I realize that early guests can be an inconvenience if you’re short on staff. I too have been a hostess at one of the busiest restaurants in Charlotte, and dealt with more than my fair share of difficult table assignments and situations, I get it. But this was easy, we were happy to settle in for a while, brunch is the most relaxed meal possible. But honestly – don’t promise me slow service from the get go, it’s a bad start, and doesn’t make me feel like you are willing to be accommodating. Especially when we were one of four total tables. Color me unimpressed. I sat down, hoping the food would save the situation. Continue reading
Longitude is probably one of the most important scientific solutions of the modern era. It was easy to work off a set of common star charts and figure out how far north or south of the equator you were. Take a couple readings at sunrise, midday and sunset, chart a few stars, and wham there you are. We’ve been measuring that for millenia now. But Longitude was a lot harder. By the early 18th century, it had become such a problem for sea-faring nations that the King of England set forth a prize to determine the best way of calculating it. Enter John Harrison and his clocks. If you can keep accurate enough time, you can determine your longitude. It took decades of engineering, and the promise of riches (in some cases denied, read Dava Sobel’s Longitude, which is a fascinating historiography of the events surrounding the prize.)
The thing about Longitude that is most interesting is that there’s no clear and obvious choice for a prime meridian, the way there is with latitude and the Equator. Thus, common standards of practice evolved, with prime meridians, and associated maps, appearing at Greenwich, Paris, Rome, and various other European centers. Each set of charts was keyed to use with a specific set of longitudes, with no common standard. Thus it was that Thomas Jefferson set the first American Meridian through the center of the Executive Mansion in 1793. This meridian would stay in place through 1850 when it was moved west 8 blocks to 24th Street at the site of the Naval Observatory (now the grounds of the US Navy Bureau of Medicine and Surgery at 24th and D Streets) where it remained the American line of demarcation and measurement until 1884 when we moved to the Greenwich Standard by International Treaty.

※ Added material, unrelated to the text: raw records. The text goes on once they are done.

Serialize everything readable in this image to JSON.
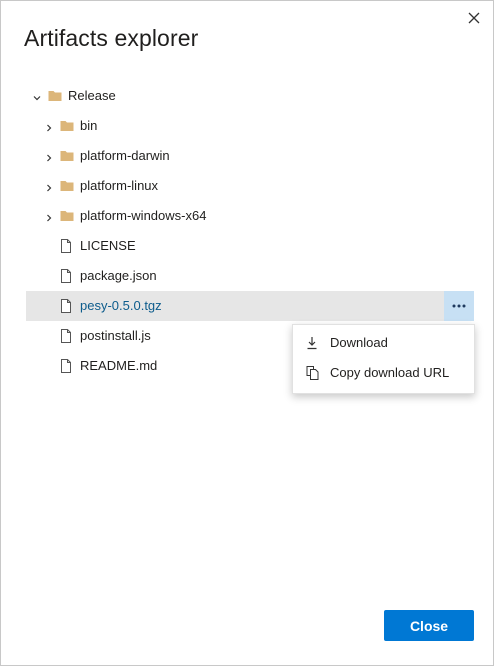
{
  "dialog": {
    "title": "Artifacts explorer",
    "close_icon": "close-icon",
    "close_button_label": "Close"
  },
  "tree": {
    "root": {
      "label": "Release",
      "expanded": true,
      "icon": "folder-icon"
    },
    "folders": [
      {
        "label": "bin",
        "expanded": false,
        "icon": "folder-icon"
      },
      {
        "label": "platform-darwin",
        "expanded": false,
        "icon": "folder-icon"
      },
      {
        "label": "platform-linux",
        "expanded": false,
        "icon": "folder-icon"
      },
      {
        "label": "platform-windows-x64",
        "expanded": false,
        "icon": "folder-icon"
      }
    ],
    "files": [
      {
        "label": "LICENSE",
        "icon": "file-icon",
        "selected": false
      },
      {
        "label": "package.json",
        "icon": "file-icon",
        "selected": false
      },
      {
        "label": "pesy-0.5.0.tgz",
        "icon": "file-icon",
        "selected": true
      },
      {
        "label": "postinstall.js",
        "icon": "file-icon",
        "selected": false
      },
      {
        "label": "README.md",
        "icon": "file-icon",
        "selected": false
      }
    ]
  },
  "context_menu": {
    "items": [
      {
        "label": "Download",
        "icon": "download-icon"
      },
      {
        "label": "Copy download URL",
        "icon": "copy-icon"
      }
    ]
  },
  "colors": {
    "accent": "#0078d4",
    "folder": "#dcb67a",
    "selected_row": "#e6e6e6",
    "selected_text": "#0d5c8c",
    "more_button": "#c7e0f4"
  }
}
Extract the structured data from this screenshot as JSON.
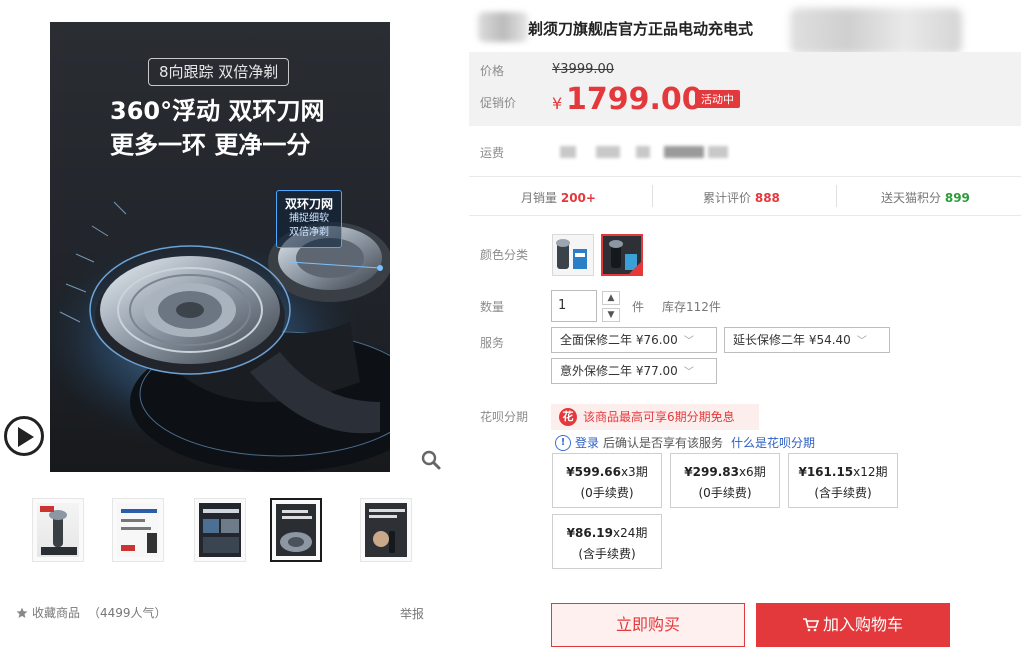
{
  "gallery": {
    "promo_tag": "8向跟踪 双倍净剃",
    "headline_1": "360°浮动 双环刀网",
    "headline_2": "更多一环 更净一分",
    "badge_title": "双环刀网",
    "badge_line_1": "捕捉细软",
    "badge_line_2": "双倍净剃",
    "favorite_label": "收藏商品",
    "favorite_count": "（4499人气）",
    "report_label": "举报"
  },
  "product": {
    "title": "剃须刀旗舰店官方正品电动充电式"
  },
  "price": {
    "list_label": "价格",
    "list_value": "¥3999.00",
    "promo_label": "促销价",
    "currency": "¥",
    "promo_value": "1799.00",
    "promo_tag": "活动中",
    "shipping_label": "运费"
  },
  "stats": {
    "monthly_label": "月销量",
    "monthly_value": "200+",
    "reviews_label": "累计评价",
    "reviews_value": "888",
    "points_label": "送天猫积分",
    "points_value": "899"
  },
  "options": {
    "color_label": "颜色分类",
    "qty_label": "数量",
    "qty_value": "1",
    "qty_unit": "件",
    "stock": "库存112件",
    "service_label": "服务",
    "services": [
      "全面保修二年 ¥76.00",
      "延长保修二年 ¥54.40",
      "意外保修二年 ¥77.00"
    ]
  },
  "huabei": {
    "label": "花呗分期",
    "banner": "该商品最高可享6期分期免息",
    "login": "登录",
    "confirm": "后确认是否享有该服务",
    "what": "什么是花呗分期",
    "plans": [
      {
        "amount": "¥599.66",
        "period": "x3期",
        "fee": "(0手续费)"
      },
      {
        "amount": "¥299.83",
        "period": "x6期",
        "fee": "(0手续费)"
      },
      {
        "amount": "¥161.15",
        "period": "x12期",
        "fee": "(含手续费)"
      },
      {
        "amount": "¥86.19",
        "period": "x24期",
        "fee": "(含手续费)"
      }
    ]
  },
  "actions": {
    "buy_now": "立即购买",
    "add_cart": "加入购物车"
  },
  "colors": {
    "accent": "#e4393c",
    "points_green": "#2a9d3a",
    "link_blue": "#2d5fc4"
  }
}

But why have an American Meridian when Greenwich’s would do? The only good way to measure longitude was to take a clock, synchronized from Greenwich’s observatory master clock, and sail it across the Atlantic. Sure, that sounds pretty straight forward, but clocks, even as late as the early 19th century were not anything we’d considerate accurate to the second, not to mention had all kinds of mechanical issues even if you sailed them across the sea. Not to mention the fact that two journeys could come up with two totally different longitudes for the final result. Thus, setting a local point of demarcation allowed for a better continuity of result. Continue reading
When I worked in Foggy Bottom, I found it practically impossible to find a bar in Foggy Bottom proper that wasn’t overrun with George Washington and Georgetown students. Too bad I didn’t find The 51st State Tavern until now, because it’s the answer to my happy hour prayers.
Situated in a two story former row house (like oh so many bars in DC) 51st State is the perfect place to grab an incredibly affordable drink with a friend. Located where Penn meets L street, near 26th at that super funky intersection, I finally found the perfect Foggy Bottom/West End after work spot. It’s not crowded, nor is it overrun with frat boys and the girls that follow (at least during HH), and has the perfect short beer list with something for everyone. Continue reading